(SOURCE DATA begins)

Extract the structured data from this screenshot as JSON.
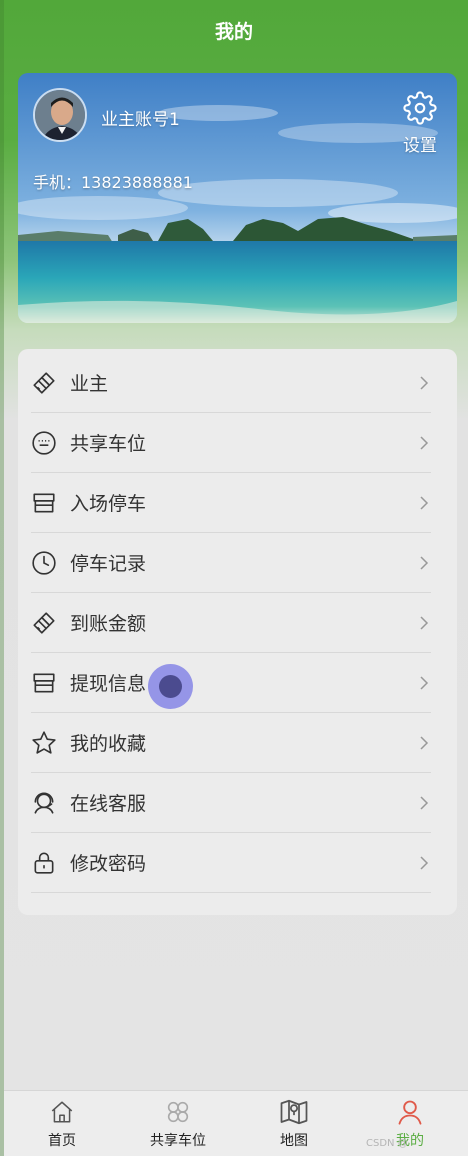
{
  "header": {
    "title": "我的"
  },
  "profile": {
    "account_name": "业主账号1",
    "phone": "手机：13823888881",
    "settings_label": "设置"
  },
  "menu": {
    "items": [
      {
        "label": "业主",
        "icon": "brush-icon"
      },
      {
        "label": "共享车位",
        "icon": "keyboard-icon"
      },
      {
        "label": "入场停车",
        "icon": "store-icon"
      },
      {
        "label": "停车记录",
        "icon": "clock-icon"
      },
      {
        "label": "到账金额",
        "icon": "brush-icon"
      },
      {
        "label": "提现信息",
        "icon": "store-icon"
      },
      {
        "label": "我的收藏",
        "icon": "star-icon"
      },
      {
        "label": "在线客服",
        "icon": "headset-icon"
      },
      {
        "label": "修改密码",
        "icon": "lock-icon"
      }
    ]
  },
  "tabbar": {
    "items": [
      {
        "label": "首页",
        "icon": "home-icon",
        "active": false
      },
      {
        "label": "共享车位",
        "icon": "clover-icon",
        "active": false
      },
      {
        "label": "地图",
        "icon": "map-icon",
        "active": false
      },
      {
        "label": "我的",
        "icon": "person-icon",
        "active": true
      }
    ]
  },
  "watermark": "CSDN @",
  "colors": {
    "brand_green": "#5aad42",
    "text": "#333333",
    "card": "#ececec"
  }
}
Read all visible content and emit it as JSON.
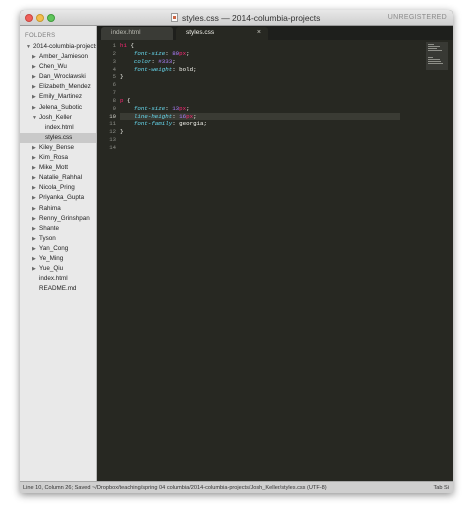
{
  "window": {
    "title": "styles.css — 2014-columbia-projects",
    "unregistered_label": "UNREGISTERED"
  },
  "sidebar": {
    "header": "FOLDERS",
    "root": "2014-columbia-projects",
    "items": [
      {
        "label": "Amber_Jamieson",
        "type": "folder",
        "level": 1,
        "expanded": false
      },
      {
        "label": "Chen_Wu",
        "type": "folder",
        "level": 1,
        "expanded": false
      },
      {
        "label": "Dan_Wroclawski",
        "type": "folder",
        "level": 1,
        "expanded": false
      },
      {
        "label": "Elizabeth_Mendez",
        "type": "folder",
        "level": 1,
        "expanded": false
      },
      {
        "label": "Emily_Martinez",
        "type": "folder",
        "level": 1,
        "expanded": false
      },
      {
        "label": "Jelena_Subotic",
        "type": "folder",
        "level": 1,
        "expanded": false
      },
      {
        "label": "Josh_Keller",
        "type": "folder",
        "level": 1,
        "expanded": true
      },
      {
        "label": "index.html",
        "type": "file",
        "level": 2
      },
      {
        "label": "styles.css",
        "type": "file",
        "level": 2,
        "selected": true
      },
      {
        "label": "Kiley_Bense",
        "type": "folder",
        "level": 1,
        "expanded": false
      },
      {
        "label": "Kim_Rosa",
        "type": "folder",
        "level": 1,
        "expanded": false
      },
      {
        "label": "Mike_Mott",
        "type": "folder",
        "level": 1,
        "expanded": false
      },
      {
        "label": "Natalie_Rahhal",
        "type": "folder",
        "level": 1,
        "expanded": false
      },
      {
        "label": "Nicola_Pring",
        "type": "folder",
        "level": 1,
        "expanded": false
      },
      {
        "label": "Priyanka_Gupta",
        "type": "folder",
        "level": 1,
        "expanded": false
      },
      {
        "label": "Rahima",
        "type": "folder",
        "level": 1,
        "expanded": false
      },
      {
        "label": "Renny_Grinshpan",
        "type": "folder",
        "level": 1,
        "expanded": false
      },
      {
        "label": "Shante",
        "type": "folder",
        "level": 1,
        "expanded": false
      },
      {
        "label": "Tyson",
        "type": "folder",
        "level": 1,
        "expanded": false
      },
      {
        "label": "Yan_Cong",
        "type": "folder",
        "level": 1,
        "expanded": false
      },
      {
        "label": "Ye_Ming",
        "type": "folder",
        "level": 1,
        "expanded": false
      },
      {
        "label": "Yue_Qiu",
        "type": "folder",
        "level": 1,
        "expanded": false
      },
      {
        "label": "index.html",
        "type": "file",
        "level": 1
      },
      {
        "label": "README.md",
        "type": "file",
        "level": 1
      }
    ]
  },
  "tabs": [
    {
      "label": "index.html",
      "active": false
    },
    {
      "label": "styles.css",
      "active": true,
      "close": "×"
    }
  ],
  "editor": {
    "current_line": 10,
    "lines": [
      [
        {
          "t": "h1",
          "c": "sel"
        },
        {
          "t": " {",
          "c": "pn"
        }
      ],
      [
        {
          "t": "    ",
          "c": "pn"
        },
        {
          "t": "font-size",
          "c": "prop"
        },
        {
          "t": ": ",
          "c": "pn"
        },
        {
          "t": "80",
          "c": "num"
        },
        {
          "t": "px",
          "c": "unit"
        },
        {
          "t": ";",
          "c": "pn"
        }
      ],
      [
        {
          "t": "    ",
          "c": "pn"
        },
        {
          "t": "color",
          "c": "prop"
        },
        {
          "t": ": ",
          "c": "pn"
        },
        {
          "t": "#333",
          "c": "num"
        },
        {
          "t": ";",
          "c": "pn"
        }
      ],
      [
        {
          "t": "    ",
          "c": "pn"
        },
        {
          "t": "font-weight",
          "c": "prop"
        },
        {
          "t": ": bold;",
          "c": "pn"
        }
      ],
      [
        {
          "t": "}",
          "c": "pn"
        }
      ],
      [],
      [],
      [
        {
          "t": "p",
          "c": "sel"
        },
        {
          "t": " {",
          "c": "pn"
        }
      ],
      [
        {
          "t": "    ",
          "c": "pn"
        },
        {
          "t": "font-size",
          "c": "prop"
        },
        {
          "t": ": ",
          "c": "pn"
        },
        {
          "t": "13",
          "c": "num"
        },
        {
          "t": "px",
          "c": "unit"
        },
        {
          "t": ";",
          "c": "pn"
        }
      ],
      [
        {
          "t": "    ",
          "c": "pn"
        },
        {
          "t": "line-height",
          "c": "prop"
        },
        {
          "t": ": ",
          "c": "pn"
        },
        {
          "t": "16",
          "c": "num"
        },
        {
          "t": "px",
          "c": "unit"
        },
        {
          "t": ";",
          "c": "pn"
        }
      ],
      [
        {
          "t": "    ",
          "c": "pn"
        },
        {
          "t": "font-family",
          "c": "prop"
        },
        {
          "t": ": georgia;",
          "c": "pn"
        }
      ],
      [
        {
          "t": "}",
          "c": "pn"
        }
      ],
      [],
      []
    ]
  },
  "statusbar": {
    "text": "Line 10, Column 26; Saved ~/Dropbox/teaching/spring 04 columbia/2014-columbia-projects/Josh_Keller/styles.css (UTF-8)",
    "right": "Tab Si"
  },
  "colors": {
    "editor_bg": "#272822",
    "selector": "#f92672",
    "property": "#66d9ef",
    "number": "#ae81ff",
    "sidebar_bg": "#e9e9e9"
  }
}
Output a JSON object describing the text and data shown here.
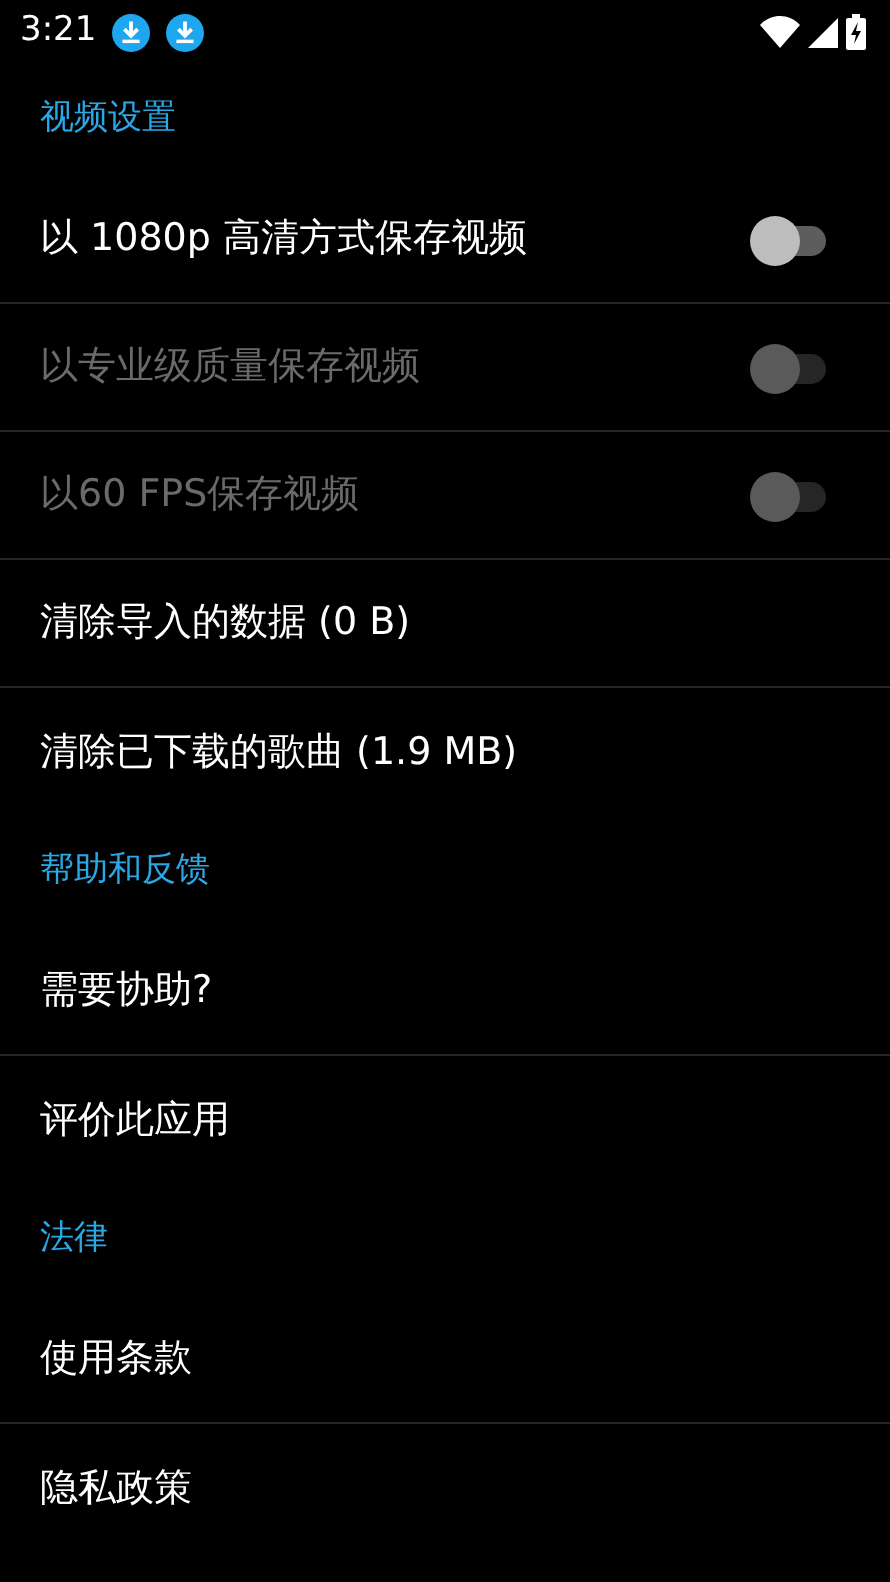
{
  "status_bar": {
    "time": "3:21",
    "notifications": [
      {
        "kind": "download"
      },
      {
        "kind": "download"
      }
    ]
  },
  "sections": [
    {
      "title": "视频设置",
      "items": [
        {
          "kind": "toggle",
          "label": "以 1080p 高清方式保存视频",
          "on": false,
          "disabled": false
        },
        {
          "kind": "toggle",
          "label": "以专业级质量保存视频",
          "on": false,
          "disabled": true
        },
        {
          "kind": "toggle",
          "label": "以60 FPS保存视频",
          "on": false,
          "disabled": true
        },
        {
          "kind": "action",
          "label": "清除导入的数据 (0 B)",
          "disabled": false
        },
        {
          "kind": "action",
          "label": "清除已下载的歌曲 (1.9 MB)",
          "disabled": false
        }
      ]
    },
    {
      "title": "帮助和反馈",
      "items": [
        {
          "kind": "action",
          "label": "需要协助?",
          "disabled": false
        },
        {
          "kind": "action",
          "label": "评价此应用",
          "disabled": false
        }
      ]
    },
    {
      "title": "法律",
      "items": [
        {
          "kind": "action",
          "label": "使用条款",
          "disabled": false
        },
        {
          "kind": "action",
          "label": "隐私政策",
          "disabled": false
        }
      ]
    }
  ]
}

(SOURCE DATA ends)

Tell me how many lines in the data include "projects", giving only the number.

▸ SOLUTION TO THIS EXERCISE
3